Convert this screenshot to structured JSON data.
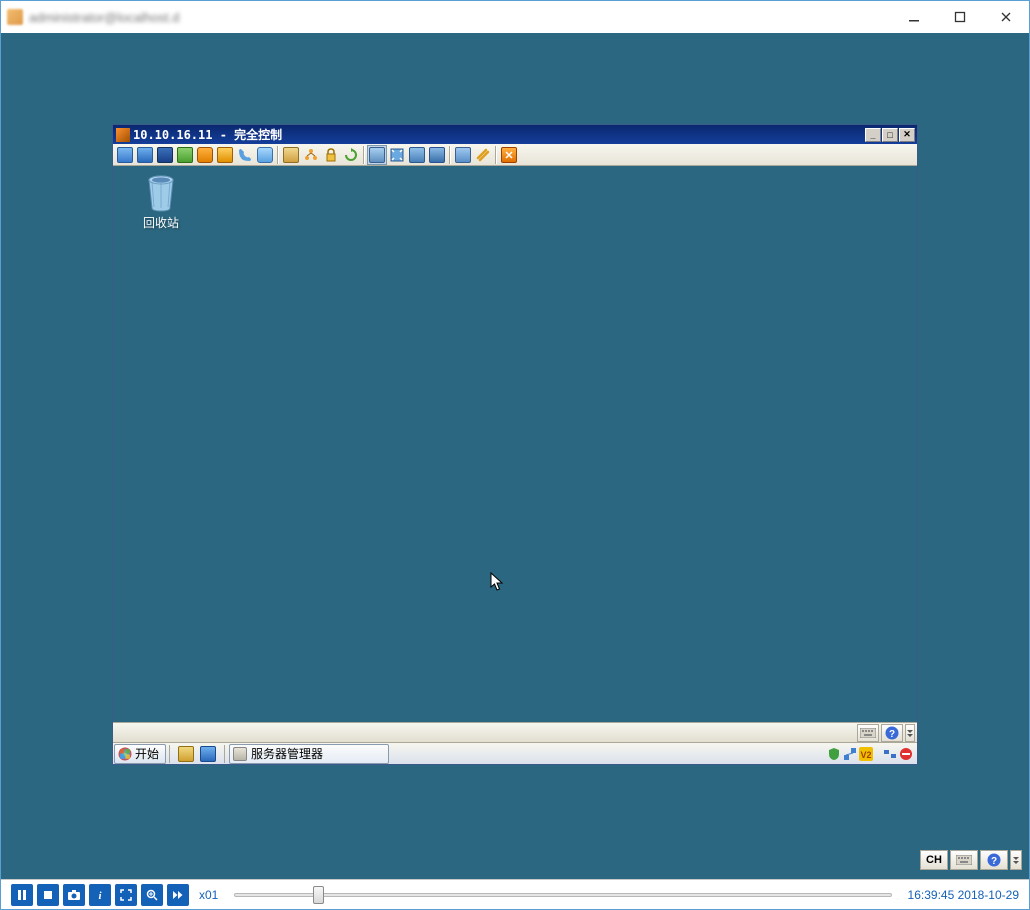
{
  "appWindow": {
    "title": "administrator@localhost.d"
  },
  "remoteWindow": {
    "ip": "10.10.16.11",
    "sep": " - ",
    "mode": "完全控制"
  },
  "desktop": {
    "recycleBin": "回收站"
  },
  "taskbar": {
    "start": "开始",
    "runningApp": "服务器管理器"
  },
  "miniStatus": {
    "ime": "CH"
  },
  "playbar": {
    "speed": "x01",
    "time": "16:39:45",
    "date": "2018-10-29"
  }
}
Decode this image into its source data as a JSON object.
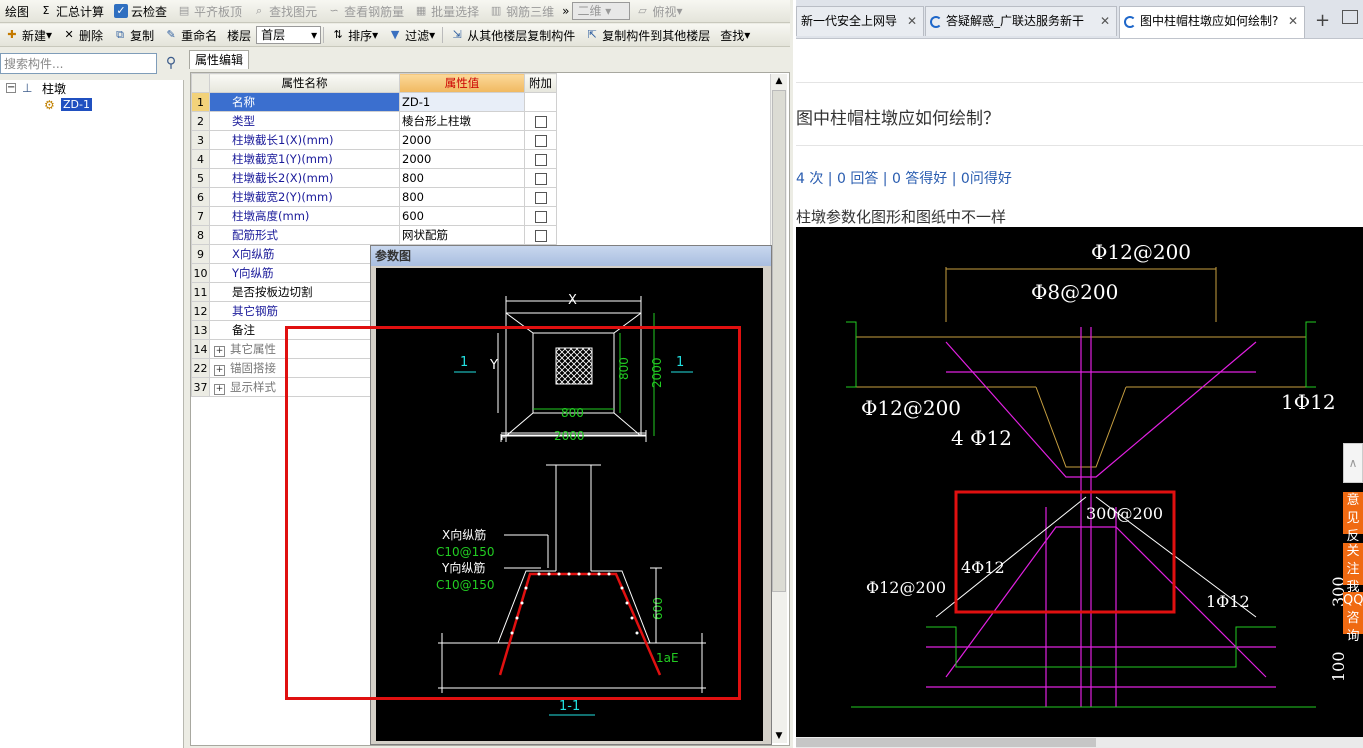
{
  "toolbar1": [
    {
      "label": "绘图",
      "icon": "draw-icon",
      "disabled": false
    },
    {
      "label": "汇总计算",
      "icon": "sigma-icon",
      "disabled": false
    },
    {
      "label": "云检查",
      "icon": "cloud-check-icon",
      "disabled": false
    },
    {
      "label": "平齐板顶",
      "icon": "flush-slab-icon",
      "disabled": true
    },
    {
      "label": "查找图元",
      "icon": "find-element-icon",
      "disabled": true
    },
    {
      "label": "查看钢筋量",
      "icon": "view-rebar-icon",
      "disabled": true
    },
    {
      "label": "批量选择",
      "icon": "batch-select-icon",
      "disabled": true
    },
    {
      "label": "钢筋三维",
      "icon": "rebar-3d-icon",
      "disabled": true
    }
  ],
  "view_2d": "二维",
  "view_top": "俯视",
  "toolbar2": [
    {
      "label": "新建",
      "icon": "new-icon"
    },
    {
      "label": "删除",
      "icon": "delete-icon"
    },
    {
      "label": "复制",
      "icon": "copy-icon"
    },
    {
      "label": "重命名",
      "icon": "rename-icon"
    },
    {
      "label": "楼层",
      "icon": ""
    }
  ],
  "floor_value": "首层",
  "toolbar2b": [
    {
      "label": "排序",
      "icon": "sort-icon"
    },
    {
      "label": "过滤",
      "icon": "filter-icon"
    },
    {
      "label": "从其他楼层复制构件",
      "icon": "copy-from-floor-icon"
    },
    {
      "label": "复制构件到其他楼层",
      "icon": "copy-to-floor-icon"
    },
    {
      "label": "查找",
      "icon": ""
    }
  ],
  "search_placeholder": "搜索构件...",
  "tree": {
    "root": "柱墩",
    "child": "ZD-1"
  },
  "panel_tab": "属性编辑",
  "grid_headers": {
    "name": "属性名称",
    "value": "属性值",
    "extra": "附加"
  },
  "rows": [
    {
      "no": "1",
      "name": "名称",
      "value": "ZD-1",
      "check": false,
      "style": "blue"
    },
    {
      "no": "2",
      "name": "类型",
      "value": "棱台形上柱墩",
      "check": true,
      "style": "blue"
    },
    {
      "no": "3",
      "name": "柱墩截长1(X)(mm)",
      "value": "2000",
      "check": true,
      "style": "blue"
    },
    {
      "no": "4",
      "name": "柱墩截宽1(Y)(mm)",
      "value": "2000",
      "check": true,
      "style": "blue"
    },
    {
      "no": "5",
      "name": "柱墩截长2(X)(mm)",
      "value": "800",
      "check": true,
      "style": "blue"
    },
    {
      "no": "6",
      "name": "柱墩截宽2(Y)(mm)",
      "value": "800",
      "check": true,
      "style": "blue"
    },
    {
      "no": "7",
      "name": "柱墩高度(mm)",
      "value": "600",
      "check": true,
      "style": "blue"
    },
    {
      "no": "8",
      "name": "配筋形式",
      "value": "网状配筋",
      "check": true,
      "style": "blue"
    },
    {
      "no": "9",
      "name": "X向纵筋",
      "value": "",
      "check": false,
      "style": "blue"
    },
    {
      "no": "10",
      "name": "Y向纵筋",
      "value": "",
      "check": false,
      "style": "blue"
    },
    {
      "no": "11",
      "name": "是否按板边切割",
      "value": "",
      "check": false,
      "style": "plain"
    },
    {
      "no": "12",
      "name": "其它钢筋",
      "value": "",
      "check": false,
      "style": "blue"
    },
    {
      "no": "13",
      "name": "备注",
      "value": "",
      "check": false,
      "style": "plain"
    },
    {
      "no": "14",
      "name": "其它属性",
      "value": "",
      "check": false,
      "style": "grey"
    },
    {
      "no": "22",
      "name": "锚固搭接",
      "value": "",
      "check": false,
      "style": "grey"
    },
    {
      "no": "37",
      "name": "显示样式",
      "value": "",
      "check": false,
      "style": "grey"
    }
  ],
  "dialog": {
    "title": "参数图",
    "labels": {
      "x": "X",
      "y": "Y",
      "sec_left": "1",
      "sec_right": "1",
      "d800a": "800",
      "d800b": "800",
      "d2000a": "2000",
      "d2000b": "2000",
      "xbar": "X向纵筋",
      "xbar_val": "C10@150",
      "ybar": "Y向纵筋",
      "ybar_val": "C10@150",
      "h600": "600",
      "lae": "1aE",
      "section": "1-1"
    }
  },
  "browser": {
    "tabs": [
      {
        "title": "新一代安全上网导"
      },
      {
        "title": "答疑解惑_广联达服务新干"
      },
      {
        "title": "图中柱帽柱墩应如何绘制?"
      }
    ],
    "new_tab": "+",
    "question_title": "图中柱帽柱墩应如何绘制？",
    "stats": "4 次 | 0 回答 | 0 答得好 | 0问得好",
    "desc": "柱墩参数化图形和图纸中不一样",
    "cad_labels": {
      "a": "Φ12@200",
      "b": "Φ8@200",
      "c": "Φ12@200",
      "d": "1Φ12",
      "e": "4 Φ12",
      "f": "300@200",
      "g": "4Φ12",
      "h": "Φ12@200",
      "i": "1Φ12",
      "j": "300",
      "k": "100"
    },
    "side_buttons": [
      "意见反馈",
      "关注我们",
      "QQ咨询"
    ]
  },
  "colors": {
    "accent_red": "#e01010",
    "cad_green": "#22cc22",
    "cad_cyan": "#22e0e0",
    "cad_magenta": "#e020e0",
    "value_header": "#f5c070"
  }
}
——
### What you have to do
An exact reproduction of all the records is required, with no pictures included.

### Output
Convert this screenshot to structured JSON data.
{
  "appWindow": {
    "title": "administrator@localhost.d"
  },
  "remoteWindow": {
    "ip": "10.10.16.11",
    "sep": " - ",
    "mode": "完全控制"
  },
  "desktop": {
    "recycleBin": "回收站"
  },
  "taskbar": {
    "start": "开始",
    "runningApp": "服务器管理器"
  },
  "miniStatus": {
    "ime": "CH"
  },
  "playbar": {
    "speed": "x01",
    "time": "16:39:45",
    "date": "2018-10-29"
  }
}
Decode this image into its source data as a JSON object.
{
  "toolbar1": [
    {
      "label": "绘图",
      "icon": "draw-icon",
      "disabled": false
    },
    {
      "label": "汇总计算",
      "icon": "sigma-icon",
      "disabled": false
    },
    {
      "label": "云检查",
      "icon": "cloud-check-icon",
      "disabled": false
    },
    {
      "label": "平齐板顶",
      "icon": "flush-slab-icon",
      "disabled": true
    },
    {
      "label": "查找图元",
      "icon": "find-element-icon",
      "disabled": true
    },
    {
      "label": "查看钢筋量",
      "icon": "view-rebar-icon",
      "disabled": true
    },
    {
      "label": "批量选择",
      "icon": "batch-select-icon",
      "disabled": true
    },
    {
      "label": "钢筋三维",
      "icon": "rebar-3d-icon",
      "disabled": true
    }
  ],
  "view_2d": "二维",
  "view_top": "俯视",
  "toolbar2": [
    {
      "label": "新建",
      "icon": "new-icon"
    },
    {
      "label": "删除",
      "icon": "delete-icon"
    },
    {
      "label": "复制",
      "icon": "copy-icon"
    },
    {
      "label": "重命名",
      "icon": "rename-icon"
    },
    {
      "label": "楼层",
      "icon": ""
    }
  ],
  "floor_value": "首层",
  "toolbar2b": [
    {
      "label": "排序",
      "icon": "sort-icon"
    },
    {
      "label": "过滤",
      "icon": "filter-icon"
    },
    {
      "label": "从其他楼层复制构件",
      "icon": "copy-from-floor-icon"
    },
    {
      "label": "复制构件到其他楼层",
      "icon": "copy-to-floor-icon"
    },
    {
      "label": "查找",
      "icon": ""
    }
  ],
  "search_placeholder": "搜索构件...",
  "tree": {
    "root": "柱墩",
    "child": "ZD-1"
  },
  "panel_tab": "属性编辑",
  "grid_headers": {
    "name": "属性名称",
    "value": "属性值",
    "extra": "附加"
  },
  "rows": [
    {
      "no": "1",
      "name": "名称",
      "value": "ZD-1",
      "check": false,
      "style": "blue"
    },
    {
      "no": "2",
      "name": "类型",
      "value": "棱台形上柱墩",
      "check": true,
      "style": "blue"
    },
    {
      "no": "3",
      "name": "柱墩截长1(X)(mm)",
      "value": "2000",
      "check": true,
      "style": "blue"
    },
    {
      "no": "4",
      "name": "柱墩截宽1(Y)(mm)",
      "value": "2000",
      "check": true,
      "style": "blue"
    },
    {
      "no": "5",
      "name": "柱墩截长2(X)(mm)",
      "value": "800",
      "check": true,
      "style": "blue"
    },
    {
      "no": "6",
      "name": "柱墩截宽2(Y)(mm)",
      "value": "800",
      "check": true,
      "style": "blue"
    },
    {
      "no": "7",
      "name": "柱墩高度(mm)",
      "value": "600",
      "check": true,
      "style": "blue"
    },
    {
      "no": "8",
      "name": "配筋形式",
      "value": "网状配筋",
      "check": true,
      "style": "blue"
    },
    {
      "no": "9",
      "name": "X向纵筋",
      "value": "",
      "check": false,
      "style": "blue"
    },
    {
      "no": "10",
      "name": "Y向纵筋",
      "value": "",
      "check": false,
      "style": "blue"
    },
    {
      "no": "11",
      "name": "是否按板边切割",
      "value": "",
      "check": false,
      "style": "plain"
    },
    {
      "no": "12",
      "name": "其它钢筋",
      "value": "",
      "check": false,
      "style": "blue"
    },
    {
      "no": "13",
      "name": "备注",
      "value": "",
      "check": false,
      "style": "plain"
    },
    {
      "no": "14",
      "name": "其它属性",
      "value": "",
      "check": false,
      "style": "grey"
    },
    {
      "no": "22",
      "name": "锚固搭接",
      "value": "",
      "check": false,
      "style": "grey"
    },
    {
      "no": "37",
      "name": "显示样式",
      "value": "",
      "check": false,
      "style": "grey"
    }
  ],
  "dialog": {
    "title": "参数图",
    "labels": {
      "x": "X",
      "y": "Y",
      "sec_left": "1",
      "sec_right": "1",
      "d800a": "800",
      "d800b": "800",
      "d2000a": "2000",
      "d2000b": "2000",
      "xbar": "X向纵筋",
      "xbar_val": "C10@150",
      "ybar": "Y向纵筋",
      "ybar_val": "C10@150",
      "h600": "600",
      "lae": "1aE",
      "section": "1-1"
    }
  },
  "browser": {
    "tabs": [
      {
        "title": "新一代安全上网导"
      },
      {
        "title": "答疑解惑_广联达服务新干"
      },
      {
        "title": "图中柱帽柱墩应如何绘制?"
      }
    ],
    "new_tab": "+",
    "question_title": "图中柱帽柱墩应如何绘制？",
    "stats": "4 次 | 0 回答 | 0 答得好 | 0问得好",
    "desc": "柱墩参数化图形和图纸中不一样",
    "cad_labels": {
      "a": "Φ12@200",
      "b": "Φ8@200",
      "c": "Φ12@200",
      "d": "1Φ12",
      "e": "4 Φ12",
      "f": "300@200",
      "g": "4Φ12",
      "h": "Φ12@200",
      "i": "1Φ12",
      "j": "300",
      "k": "100"
    },
    "side_buttons": [
      "意见反馈",
      "关注我们",
      "QQ咨询"
    ]
  },
  "colors": {
    "accent_red": "#e01010",
    "cad_green": "#22cc22",
    "cad_cyan": "#22e0e0",
    "cad_magenta": "#e020e0",
    "value_header": "#f5c070"
  }
}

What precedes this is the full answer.